Once a person is labeled by a court as a “habitual drunkard,” it makes it even more difficult for them to find work and a place to live – making it more likely that they will remain homeless. Ironically, the opposite of what the statute was intended to accomplish:

They allege that the “habitual drunkard” label also has adversely affected their ability to maintain employment and secure long-term housing, and has subjected them to continual harassment and embarrassment.

Why is the Habitual Drunkard Law Unconstitutional?

The Fourth Circuit found that the habitual drunkard law is unconstitutional because 1) it is unconstitutionally vague, and 2) it violates the Eighth Amendment by criminalizing the status of being an alcoholic.

The Habitual Drunkard Law is Unconstitutionally Vague

If a person is going to be subject to criminal penalties for violating a law, they must be placed on notice as to exactly what conduct constitutes a violation of that law.

If a statute fails to provide any standard of conduct by which persons can determine whether they are violating the statute or does not provide “minimal guidelines to govern law enforcement,” the statute is unconstitutionally vague.

In this case, Virginia law does not define “habitual drunkard” – the state and the dissent argue that the term is self-explanatory, but it is not. The term is not defined in the law itself, it is not defined in appellate opinions, and it is not defined in any other Virginia statutes.

What does “habitual” mean? Doing something “by habit?” What does “habit” mean? The dictionary says it could mean a “custom,” a “nearly involuntary” practice, a “normal manner of procedure,” or something done with “frequent repetition.”

Is a habitual drunkard someone who drinks every day? Someone who drinks alcohol one day a week? Every weekend night? Every night? Every day and night?

What does “drunkard” mean? It is commonly understood to mean an alcoholic or someone who drinks excessively… If it means a person who drinks excessively, how much alcohol is excessive? If it means an alcoholic, how is an alcoholic defined?

…the term “habitual drunkard” as used in Virginia law is so vague as to offer no meaningful standard of conduct.

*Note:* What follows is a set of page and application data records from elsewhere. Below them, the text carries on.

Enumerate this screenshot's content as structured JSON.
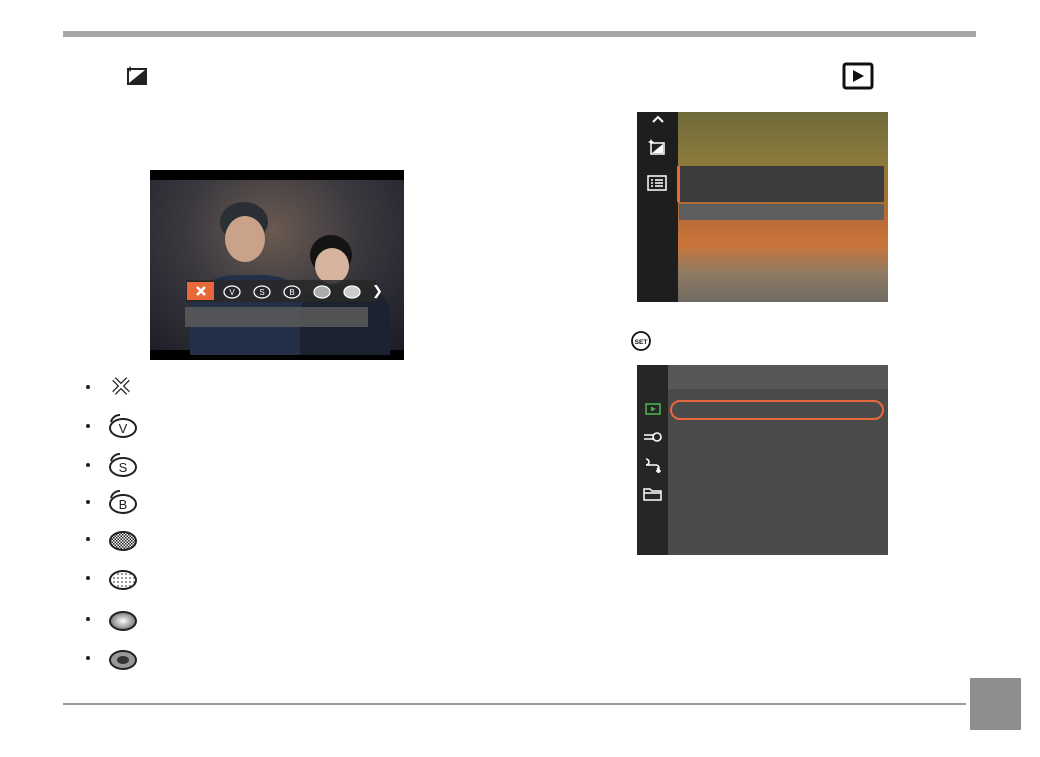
{
  "page": {
    "colors": {
      "accent": "#e8683a",
      "rule": "#a7a7a7",
      "page_tab": "#8e8e8e",
      "playback_green": "#4caf50"
    }
  },
  "headings": {
    "left_icon": "retouch-icon",
    "right_icon": "playback-icon"
  },
  "retouch_bar": {
    "effects": [
      {
        "icon": "off-x-icon",
        "selected": true
      },
      {
        "icon": "retouch-v-icon"
      },
      {
        "icon": "retouch-s-icon"
      },
      {
        "icon": "retouch-b-icon"
      },
      {
        "icon": "retouch-grid-icon"
      },
      {
        "icon": "retouch-dots-icon"
      }
    ],
    "more_icon": "chevron-right-icon"
  },
  "effect_list": [
    {
      "icon": "off-x-icon"
    },
    {
      "icon": "retouch-v-icon",
      "letter": "V"
    },
    {
      "icon": "retouch-s-icon",
      "letter": "S"
    },
    {
      "icon": "retouch-b-icon",
      "letter": "B"
    },
    {
      "icon": "retouch-checker-icon"
    },
    {
      "icon": "retouch-dots-icon"
    },
    {
      "icon": "retouch-gradient-icon"
    },
    {
      "icon": "retouch-center-icon"
    }
  ],
  "menu1": {
    "side_icons": [
      "chevron-up-icon",
      "retouch-icon",
      "list-icon"
    ]
  },
  "set_button": {
    "icon": "set-button-icon",
    "text": "SET"
  },
  "menu2": {
    "side_icons": [
      "playback-icon",
      "wrench-icon",
      "connection-icon",
      "folder-icon"
    ]
  }
}
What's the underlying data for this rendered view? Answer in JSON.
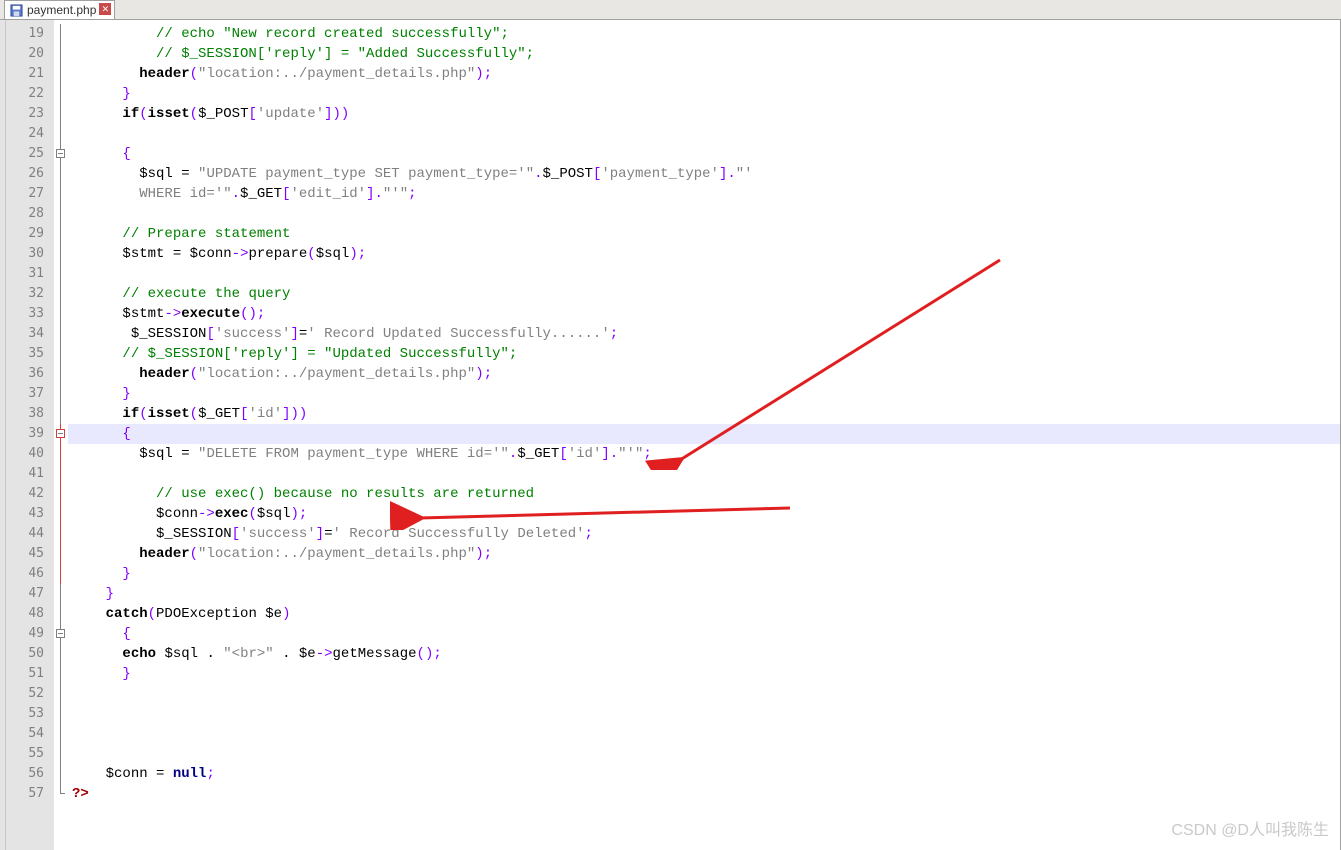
{
  "tab": {
    "filename": "payment.php"
  },
  "lineStart": 19,
  "lineEnd": 57,
  "highlightedLine": 39,
  "watermark": "CSDN @D人叫我陈生",
  "code": {
    "19": {
      "indent": 10,
      "comment": "// echo \"New record created successfully\";"
    },
    "20": {
      "indent": 10,
      "comment": "// $_SESSION['reply'] = \"Added Successfully\";"
    },
    "21": {
      "indent": 8,
      "kw": "header",
      "rest": "(",
      "str": "\"location:../payment_details.php\"",
      "tail": ");"
    },
    "22": {
      "indent": 6,
      "brace": "}"
    },
    "23": {
      "indent": 6,
      "p1": "if",
      "p2": "(",
      "p3": "isset",
      "p4": "(",
      "var": "$_POST",
      "idx": "['update']",
      "tail": "))"
    },
    "24": {
      "blank": true
    },
    "25": {
      "indent": 6,
      "brace": "{"
    },
    "26": {
      "indent": 8,
      "var1": "$sql",
      "eq": " = ",
      "str1": "\"UPDATE payment_type SET payment_type='\"",
      "dot1": ".",
      "var2": "$_POST",
      "idx2": "['payment_type']",
      "dot2": ".",
      "str2": "\"'"
    },
    "27": {
      "indent": 8,
      "str1": "WHERE id='\"",
      "dot1": ".",
      "var": "$_GET",
      "idx": "['edit_id']",
      "dot2": ".",
      "str2": "\"'\"",
      "tail": ";"
    },
    "28": {
      "blank": true
    },
    "29": {
      "indent": 6,
      "comment": "// Prepare statement"
    },
    "30": {
      "indent": 6,
      "var1": "$stmt",
      "eq": " = ",
      "var2": "$conn",
      "arrow": "->",
      "fn": "prepare",
      "paren": "(",
      "arg": "$sql",
      "tail": ");"
    },
    "31": {
      "blank": true
    },
    "32": {
      "indent": 6,
      "comment": "// execute the query"
    },
    "33": {
      "indent": 6,
      "var": "$stmt",
      "arrow": "->",
      "fn": "execute",
      "tail": "();"
    },
    "34": {
      "indent": 7,
      "var": "$_SESSION",
      "idx": "['success']",
      "eq": "=",
      "str": "' Record Updated Successfully......'",
      "tail": ";"
    },
    "35": {
      "indent": 6,
      "comment": "// $_SESSION['reply'] = \"Updated Successfully\";"
    },
    "36": {
      "indent": 8,
      "kw": "header",
      "paren": "(",
      "str": "\"location:../payment_details.php\"",
      "tail": ");"
    },
    "37": {
      "indent": 6,
      "brace": "}"
    },
    "38": {
      "indent": 6,
      "p1": "if",
      "p2": "(",
      "p3": "isset",
      "p4": "(",
      "var": "$_GET",
      "idx": "['id']",
      "tail": "))"
    },
    "39": {
      "indent": 6,
      "brace": "{"
    },
    "40": {
      "indent": 8,
      "var1": "$sql",
      "eq": " = ",
      "str1": "\"DELETE FROM payment_type WHERE id='\"",
      "dot1": ".",
      "var2": "$_GET",
      "idx2": "['id']",
      "dot2": ".",
      "str2": "\"'\"",
      "tail": ";"
    },
    "41": {
      "blank": true
    },
    "42": {
      "indent": 10,
      "comment": "// use exec() because no results are returned"
    },
    "43": {
      "indent": 10,
      "var": "$conn",
      "arrow": "->",
      "fn": "exec",
      "paren": "(",
      "arg": "$sql",
      "tail": ");"
    },
    "44": {
      "indent": 10,
      "var": "$_SESSION",
      "idx": "['success']",
      "eq": "=",
      "str": "' Record Successfully Deleted'",
      "tail": ";"
    },
    "45": {
      "indent": 8,
      "kw": "header",
      "paren": "(",
      "str": "\"location:../payment_details.php\"",
      "tail": ");"
    },
    "46": {
      "indent": 6,
      "brace": "}"
    },
    "47": {
      "indent": 4,
      "brace": "}"
    },
    "48": {
      "indent": 4,
      "p1": "catch",
      "paren": "(",
      "cls": "PDOException ",
      "var": "$e",
      "tail": ")"
    },
    "49": {
      "indent": 6,
      "brace": "{"
    },
    "50": {
      "indent": 6,
      "kw": "echo",
      "sp": " ",
      "var1": "$sql",
      "dot1": " . ",
      "str": "\"<br>\"",
      "dot2": " . ",
      "var2": "$e",
      "arrow": "->",
      "fn": "getMessage",
      "tail": "();"
    },
    "51": {
      "indent": 6,
      "brace": "}"
    },
    "52": {
      "blank": true
    },
    "53": {
      "blank": true
    },
    "54": {
      "blank": true
    },
    "55": {
      "blank": true
    },
    "56": {
      "indent": 4,
      "var": "$conn",
      "eq": " = ",
      "kw": "null",
      "tail": ";"
    },
    "57": {
      "indent": 0,
      "phptag": "?>"
    }
  },
  "foldBoxes": [
    25,
    39,
    49
  ],
  "redFoldBoxes": [
    39
  ],
  "foldCorner": 57
}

The failure to define “habitual drunkard” leads to arbitrary enforcement, subjective interpretation by individual officers, prosecutors, and judges, and, in this case, use of the statute to target homeless persons.

The Habitual Drunkard Law Violates the Eighth Amendment

The US Supreme Court held in Robinson v. California that a statute criminalizing narcotics addiction is unconstitutional. It is not a valid exercise of the state’s police power because narcotics addiction is an illness – to imprison a person because of an involuntary illness is cruel and unusual punishment in violation of the Eighth Amendment:

“…a law which [would make] a criminal offense of such a disease would doubtless be universally thought to be an infliction of cruel and unusual punishment in violation of the Eighth and Fourteenth Amendments.” Id. This was so, the Court held, because a state could not, consistent with the Constitution, punish a person for an illness. See id. at 667. In so holding, the Robinson Court expressly noted, as the state there recognized, that just as a “narcotic addict” is “in a state of mental and physical illness[,] [s]o is an alcoholic.”

Does this Decision Affect Other Alcohol-Related Crimes?

It is a narrow holding that won’t affect most alcohol-related offenses unless they criminalize the “status” of being an alcoholic or addict.

The Eighth Amendment does not prohibit laws that criminalize voluntary acts. For example, public intoxication, driving under the influence, or minor in possession of alcohol laws criminalize choices. You may be an alcoholic, but you can choose to drink at home. You can choose to not drive after drinking.

The habitual drunkard law, on the other hand, ultimately criminalizes the “status” of being an alcoholic and then targets homeless alcoholics who do not have a choice as to where they drink because they do not have a home.

Federal Criminal Appeals Attorney in Columbia, SC

Elizabeth Franklin-Best handles white collar criminal defense cases, state and federal criminal appealsfederal habeas review of state-court convictions, and federal 2255 motions.

For more information, call us at (803) 331-3421 or send us an email to set up a consultation about your case.